December 7th, 2009


Symptoms of Victorian hysteria

I've been doing some searching for "symptoms of hysteria," "Victorian hysteria in women," and the like, and while I've seen multiple mentions of a list containing "75 pages of possible symptoms," I have yet to find any list of significant length that describes these symptoms. All I'm finding is the Wikipedia article and the articles that were copypasted to make the Wikipedia article. Help me out?

I want specifically symptoms as described in the Victorian (pre-Freud or co-current with his work) era, not the modern hysteria that a few rather sketchy self-diagnosis websites describe.
me, negative
  • kitryan

Sheriff uniforms, 40s and 50s

Trying to find out if a small- 2 to 6 person sheriff's department in a small town in Washington state in the late 40s or early 50s would always wear an official uniform. I'd like to have them wear regular clothes and have it not be too weird.
Searched Combination of: Sheriff, uniform, 40s, 50s, small town
What I found so far:
In uniform in CA, in 40s, 50s
indicates that in the 20s and 30s, when the dept. was smaller, they didn’t really wear uniforms, also, in the group pics with uniforms, there are some not in uniforms- possibly the guys in charge?
In uniform in the 50s
(I couldn't tell from the posting rules if I should tag this or if that would be confusing)
(it's also my 1st post, so please let me know if I've done anything wrong/less than optimally)

Thank you!
misc nerd
  • pisica

Worldbuilding the post-apocalypse society, but not in the blast zone

I'm worldbuilding a post-apocalyptic society, but the problem I'm having is that I'm figuring out how badly an area would be affected 40-60 years later when they aren’t actually in the blast zone. Say, if there's a nuclear strike on the east coast (circa now), how would California fare in the next two generations? (I *can* nuke LA as well, if necessary, but would very much prefer not to. I want the emphasis on society, not fallout.) Specifically, an area in central California – I'm working with Bakersfield and Fresno as the possible north/south end points.

Now, there's a bit of handwavey SF stuff going on that will affect this, but basically I'm trying to figure out a logical way that society would break down into smaller pieces and build itself up again within my desired timeframe. I want it to be just at the point where some local governments are banding together and the biggest one is asserting itself as the overarching government for that area. I can play with the variables all I want – there can be setbacks ranging from pandemics to famine years to the cities (including Bako and Fresno) destroying themselves in riots to looters coming out into the rural areas – but I need it to seem logical that at THIS time, everything is seemingly coming together. I can stretch it out to three generations if possible, but really don't want to go beyond that, as I want there to be at least a few survivors who remember the Old Days.

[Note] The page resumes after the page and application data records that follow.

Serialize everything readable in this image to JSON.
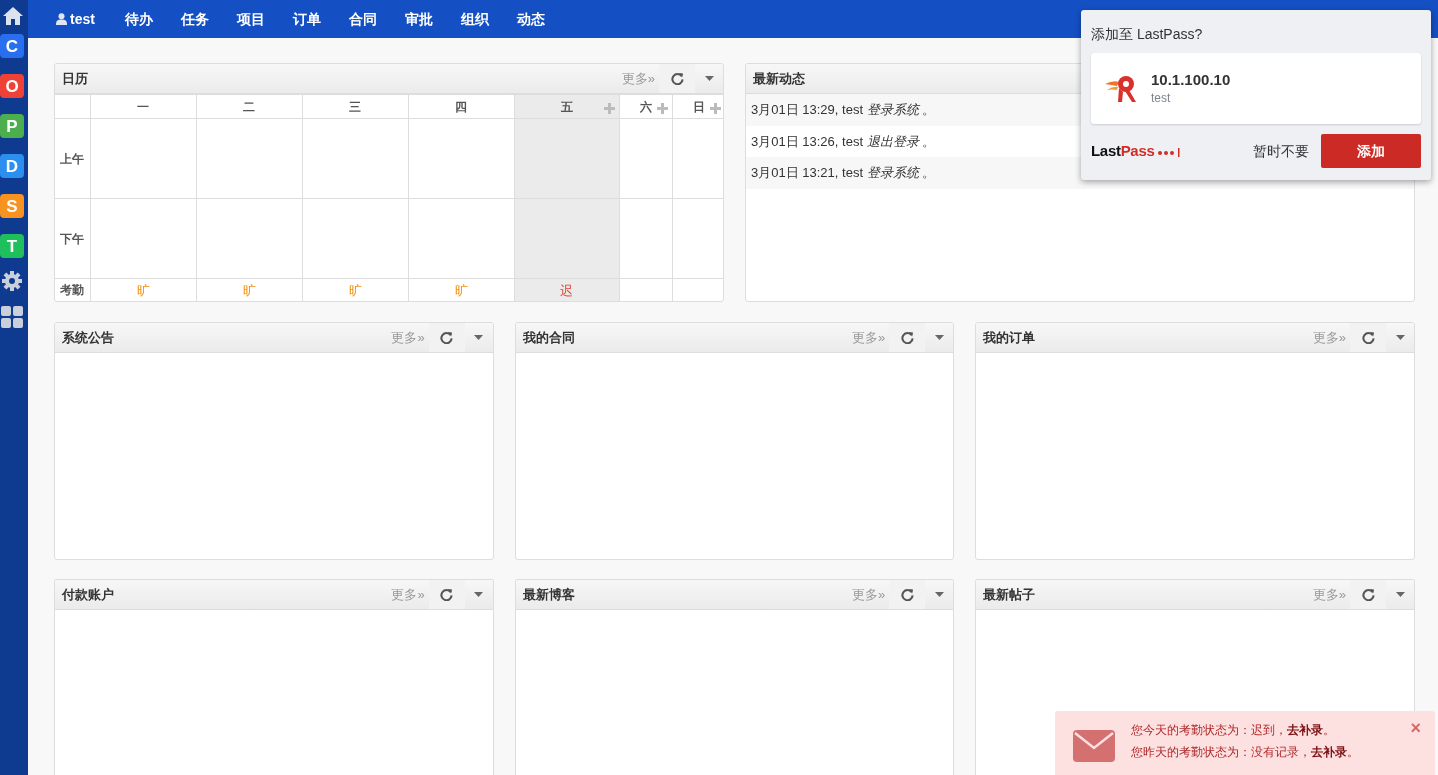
{
  "sidebar": {
    "apps": [
      {
        "letter": "C",
        "color": "#2a6ef0"
      },
      {
        "letter": "O",
        "color": "#ef4136"
      },
      {
        "letter": "P",
        "color": "#4cae4c"
      },
      {
        "letter": "D",
        "color": "#2b8ff0"
      },
      {
        "letter": "S",
        "color": "#f7931e"
      },
      {
        "letter": "T",
        "color": "#1fbf5b"
      }
    ]
  },
  "navbar": {
    "user": "test",
    "items": [
      "待办",
      "任务",
      "项目",
      "订单",
      "合同",
      "审批",
      "组织",
      "动态"
    ]
  },
  "calendar": {
    "title": "日历",
    "more": "更多»",
    "row_labels": [
      "上午",
      "下午"
    ],
    "attendance_label": "考勤",
    "days": [
      {
        "label": "一",
        "today": false,
        "can_add": false,
        "status": "旷",
        "kind": "absent"
      },
      {
        "label": "二",
        "today": false,
        "can_add": false,
        "status": "旷",
        "kind": "absent"
      },
      {
        "label": "三",
        "today": false,
        "can_add": false,
        "status": "旷",
        "kind": "absent"
      },
      {
        "label": "四",
        "today": false,
        "can_add": false,
        "status": "旷",
        "kind": "absent"
      },
      {
        "label": "五",
        "today": true,
        "can_add": true,
        "status": "迟",
        "kind": "late"
      },
      {
        "label": "六",
        "today": false,
        "can_add": true
      },
      {
        "label": "日",
        "today": false,
        "can_add": true
      }
    ]
  },
  "activity": {
    "title": "最新动态",
    "items": [
      "3月01日 13:29, test *登录系统* 。",
      "3月01日 13:26, test *退出登录* 。",
      "3月01日 13:21, test *登录系统* 。"
    ]
  },
  "widgets": [
    {
      "title": "系统公告",
      "more": "更多»"
    },
    {
      "title": "我的合同",
      "more": "更多»"
    },
    {
      "title": "我的订单",
      "more": "更多»"
    },
    {
      "title": "付款账户",
      "more": "更多»"
    },
    {
      "title": "最新博客",
      "more": "更多»"
    },
    {
      "title": "最新帖子",
      "more": "更多»"
    }
  ],
  "lastpass": {
    "title": "添加至 LastPass?",
    "site": "10.1.100.10",
    "user": "test",
    "logo_dark": "Last",
    "logo_red": "Pass",
    "buttons": [
      "暂时不要",
      "添加"
    ]
  },
  "alert": {
    "lines": [
      {
        "text": "您今天的考勤状态为：迟到，",
        "link": "去补录",
        "end": "。"
      },
      {
        "text": "您昨天的考勤状态为：没有记录，",
        "link": "去补录",
        "end": "。"
      }
    ],
    "close": "×"
  }
}
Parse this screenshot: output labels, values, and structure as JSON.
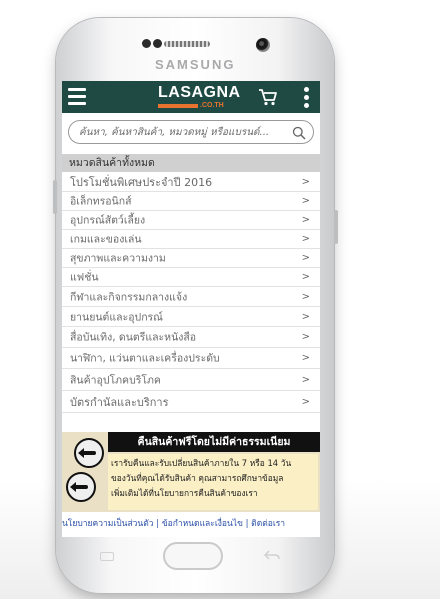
{
  "device": {
    "brand": "SAMSUNG"
  },
  "topbar": {
    "logo_main": "LASAGNA",
    "logo_sub": ".CO.TH",
    "colors": {
      "bar": "#1e4a43",
      "accent": "#e8732e"
    }
  },
  "search": {
    "placeholder": "ค้นหา, ค้นหาสินค้า, หมวดหมู่ หรือแบรนด์..."
  },
  "categories": {
    "header": "หมวดสินค้าทั้งหมด",
    "chevron": ">",
    "items": [
      {
        "label": "โปรโมชั่นพิเศษประจำปี 2016"
      },
      {
        "label": "อิเล็กทรอนิกส์"
      },
      {
        "label": "อุปกรณ์สัตว์เลี้ยง"
      },
      {
        "label": "เกมและของเล่น"
      },
      {
        "label": "สุขภาพและความงาม"
      },
      {
        "label": "แฟชั่น"
      },
      {
        "label": "กีฬาและกิจกรรมกลางแจ้ง"
      },
      {
        "label": "ยานยนต์และอุปกรณ์"
      },
      {
        "label": "สื่อบันเทิง, ดนตรีและหนังสือ"
      },
      {
        "label": "นาฬิกา, แว่นตาและเครื่องประดับ"
      },
      {
        "label": "สินค้าอุปโภคบริโภค"
      },
      {
        "label": "บัตรกำนัลและบริการ"
      }
    ]
  },
  "banner": {
    "title": "คืนสินค้าฟรีโดยไม่มีค่าธรรมเนียม",
    "line1": "เรารับคืนและรับเปลี่ยนสินค้าภายใน 7 หรือ 14 วัน",
    "line2": "ของวันที่คุณได้รับสินค้า คุณสามารถศึกษาข้อมูล",
    "line3": "เพิ่มเติมได้ที่นโยบายการคืนสินค้าของเรา"
  },
  "footer": {
    "privacy": "นโยบายความเป็นส่วนตัว",
    "terms": "ข้อกำหนดและเงื่อนไข",
    "contact": "ติดต่อเรา",
    "separator": "|"
  }
}
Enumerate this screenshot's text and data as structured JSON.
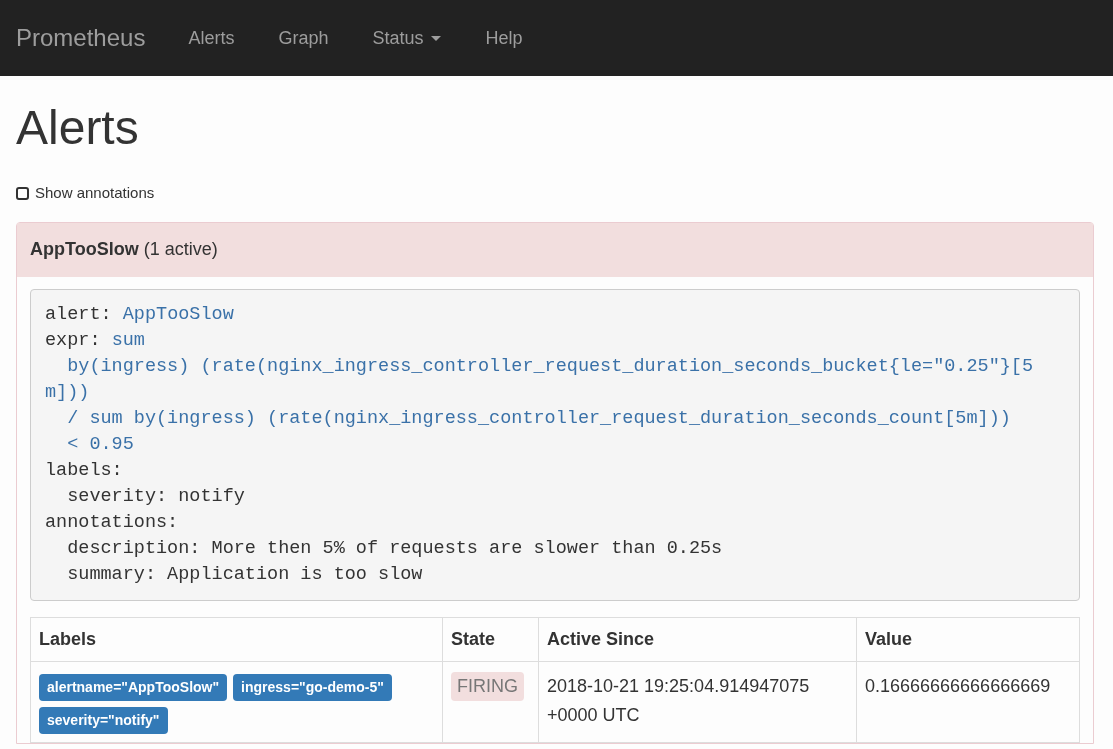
{
  "navbar": {
    "brand": "Prometheus",
    "links": [
      {
        "label": "Alerts",
        "dropdown": false
      },
      {
        "label": "Graph",
        "dropdown": false
      },
      {
        "label": "Status",
        "dropdown": true
      },
      {
        "label": "Help",
        "dropdown": false
      }
    ]
  },
  "heading": "Alerts",
  "show_annotations": {
    "label": "Show annotations",
    "checked": false
  },
  "alert_groups": [
    {
      "name": "AppTooSlow",
      "count": "(1 active)",
      "definition": [
        {
          "key": "alert:",
          "lines": [
            {
              "text": "AppTooSlow",
              "indented": false
            }
          ]
        },
        {
          "key": "expr:",
          "lines": [
            {
              "text": "sum",
              "indented": false
            },
            {
              "text": "by(ingress) (rate(nginx_ingress_controller_request_duration_seconds_bucket{le=\"0.25\"}[5",
              "indented": true
            },
            {
              "text": "m]))",
              "indented": false
            },
            {
              "text": "/ sum by(ingress) (rate(nginx_ingress_controller_request_duration_seconds_count[5m]))",
              "indented": true
            },
            {
              "text": "< 0.95",
              "indented": true
            }
          ]
        },
        {
          "key": "labels:",
          "children": [
            {
              "key": "severity:",
              "value": "notify"
            }
          ]
        },
        {
          "key": "annotations:",
          "children": [
            {
              "key": "description:",
              "value": "More then 5% of requests are slower than 0.25s"
            },
            {
              "key": "summary:",
              "value": "Application is too slow"
            }
          ]
        }
      ],
      "table": {
        "columns": [
          "Labels",
          "State",
          "Active Since",
          "Value"
        ],
        "rows": [
          {
            "labels": [
              "alertname=\"AppTooSlow\"",
              "ingress=\"go-demo-5\"",
              "severity=\"notify\""
            ],
            "state": "FIRING",
            "active_since": "2018-10-21 19:25:04.914947075 +0000 UTC",
            "value": "0.16666666666666669"
          }
        ]
      }
    }
  ]
}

What I also want is for this geographical area to be as self-sustaining as possible (this is for essential plot reasons) – it doesn't have to be grandiose, but food and supplies and energy sources need to be available, fertility rates need to be at a suitable level, and they need some kind of transportation. (Horses? This is partly ranch country, after all.) How many people would be required to create this kind of society? How large an area can reasonably hold itself together in this manner? Oh, and I need guns, which means being able to make bullets after the existing stocks run out....

This is basically the iceberg – 90% of it will be underwater but I need to know it's there or I can't build the story on top of it. Any suggestions/advice gratefully accepted.

Where I've already looked: some homesteading and survivalist websites, but the emphasis there tends to be on what to stock up on now (I'll keep looking). Some useful sites I've found include Bombshock: and this post theorizing a nuclear attack on Washington DC: and this one on post-apocalyptic pandemics: and I think I might need to order the Paladin Press backstock....


Slightly rude words in the 1940s?

time: early 1940s, place: Somewhere in Europe (near the western front), though the person in question grew up in the US and went to college in England. The same character that 4 of my last 5 posts have been about (she's eating my brain!)
Not really sure how to search this, though I took a vague stab at "slang terms (1940s OR ww2 OR "world war 2")--can't tell levels of rudeness very well, however, and there wasn't much on relatively generic nasty names.

Our Heroine is from a wealthy family (and fairly proper/correct/prim), but she's a bastard (in the literal sense, basically no one but her mother knew who her father even was). So I don't think she'd use that as a pejorative term (if, for example, she ever meets her absentee father and wants to call him something rude)--it would be too sensitive of a subject for her.

But I have no idea what other words a relatively gently reared 25-year-old would *use* in the early '40s to indicate that someone was worthless/bad/morally corrupt/etc, or otherwise indicate extreme displeasure. Having her call someone a f***-head or a**hole or whatever just doesn't feel right at all--I don't think someone of her class and upbringing would speak like that.

(She's a surgeon, and also knows French and Latin, if that suggests anything in particular to anyone)